and last updated 2021-04-19 16:10:45-04

In President Joe Biden's proposed American Jobs Plan, his administration is calling for $20 billion to be spent on a new program that would “reconnect neighborhoods cut off by historic investments,” according to the White House.

One of those investments is the U.S. interstate system built in the late 1950s and 1960s as part of the Federal Highway Act of 1956.

The act was intended to connect parts of the country, and while it did, it also divided communities in countless cities across the country.

“We just received a notice that through eminent domain, you were going to have to move, and so my mother and father had to search all across the city for a neighborhood,” said Janice Franklin.

Franklin grew up in a small home in Montgomery, Alabama, until it was purchased by the city and then bulldozed so the I-65 could be built throughout the city.

When considering different routes, the Department of Transportation chose the one that cut through Franklin’s community, full of Black businesses and families, rather than the other two that would have disrupted affluent white neighborhoods.

“It does, it does upset me, but I guess knowing there were so many other communities that experienced the same thing, you realize that this is something that you are powerless to change,” said Franklin.

Today, some of the buildings that used to house those businesses are still vacant.

“You can go to almost any southern city and stand in one location and see the interstate, a housing project, what used to be the Black business district,” said Dr. Howard Robinson, the Archivist at Alabama State University, a historically Black college that had a front-row view to the dilapidation that would take place.

“You could literally drive through these communities and see the remnants of a once-thriving business and institutional center that no longer exists,” said Robinson.

Since the interstates were built during a time when many communities were looking to overcome segregation, there was little impetus for Black families to rebuild the areas they were forced from.

Robinson said it has furthered the socioeconomic and racial divides still felt in many cities today.

“The interstate system played into the transformation of Black neighborhoods and Black community,” said Robinson.

The $20 billion federal investment in the American Jobs Plan is a start as it would go towards improving infrastructure and transportation in these neighborhoods.

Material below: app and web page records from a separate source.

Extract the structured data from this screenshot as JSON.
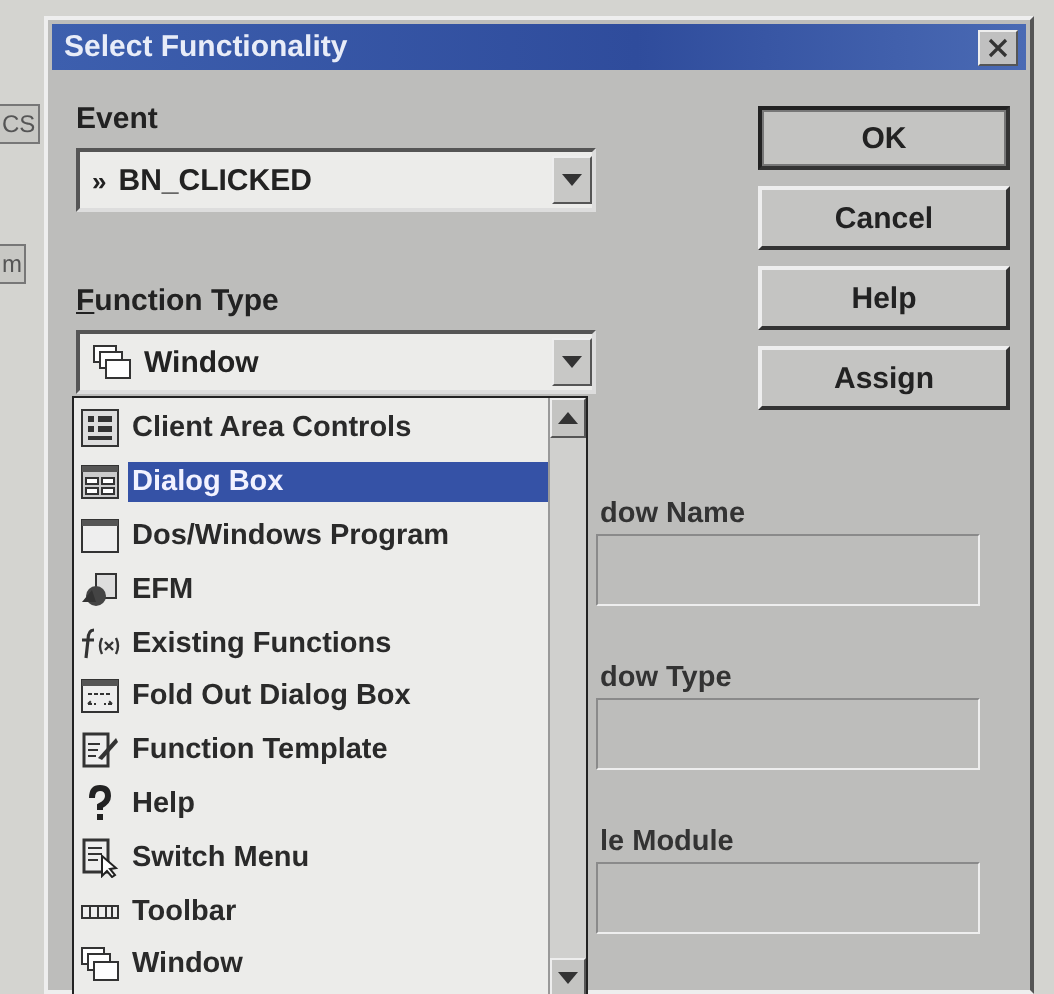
{
  "background": {
    "fragments": [
      "CS",
      "m"
    ]
  },
  "window": {
    "title": "Select Functionality"
  },
  "event": {
    "label": "Event",
    "value": "BN_CLICKED",
    "marker": "»"
  },
  "function_type": {
    "label": "Function Type",
    "value": "Window"
  },
  "buttons": [
    {
      "label": "OK",
      "default": true
    },
    {
      "label": "Cancel",
      "default": false
    },
    {
      "label": "Help",
      "default": false
    },
    {
      "label": "Assign",
      "default": false
    }
  ],
  "dropdown": {
    "items": [
      {
        "label": "Client Area Controls",
        "selected": false
      },
      {
        "label": "Dialog Box",
        "selected": true
      },
      {
        "label": "Dos/Windows Program",
        "selected": false
      },
      {
        "label": "EFM",
        "selected": false
      },
      {
        "label": "Existing Functions",
        "selected": false
      },
      {
        "label": "Fold Out Dialog Box",
        "selected": false
      },
      {
        "label": "Function Template",
        "selected": false
      },
      {
        "label": "Help",
        "selected": false
      },
      {
        "label": "Switch Menu",
        "selected": false
      },
      {
        "label": "Toolbar",
        "selected": false
      },
      {
        "label": "Window",
        "selected": false
      }
    ]
  },
  "fields": [
    {
      "label": "dow Name"
    },
    {
      "label": "dow Type"
    },
    {
      "label": "le Module"
    }
  ]
}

It's money Franklin sees as a start to acknowledging pain she feels was overlooked.

“I think that there should have been some way in which we were spoken to, so we could understand the overall intent of the interstate, why our neighborhood was chosen over other neighborhoods,” she said. “I think there does need to be something to reconcile these feelings that I have lived with all these years.”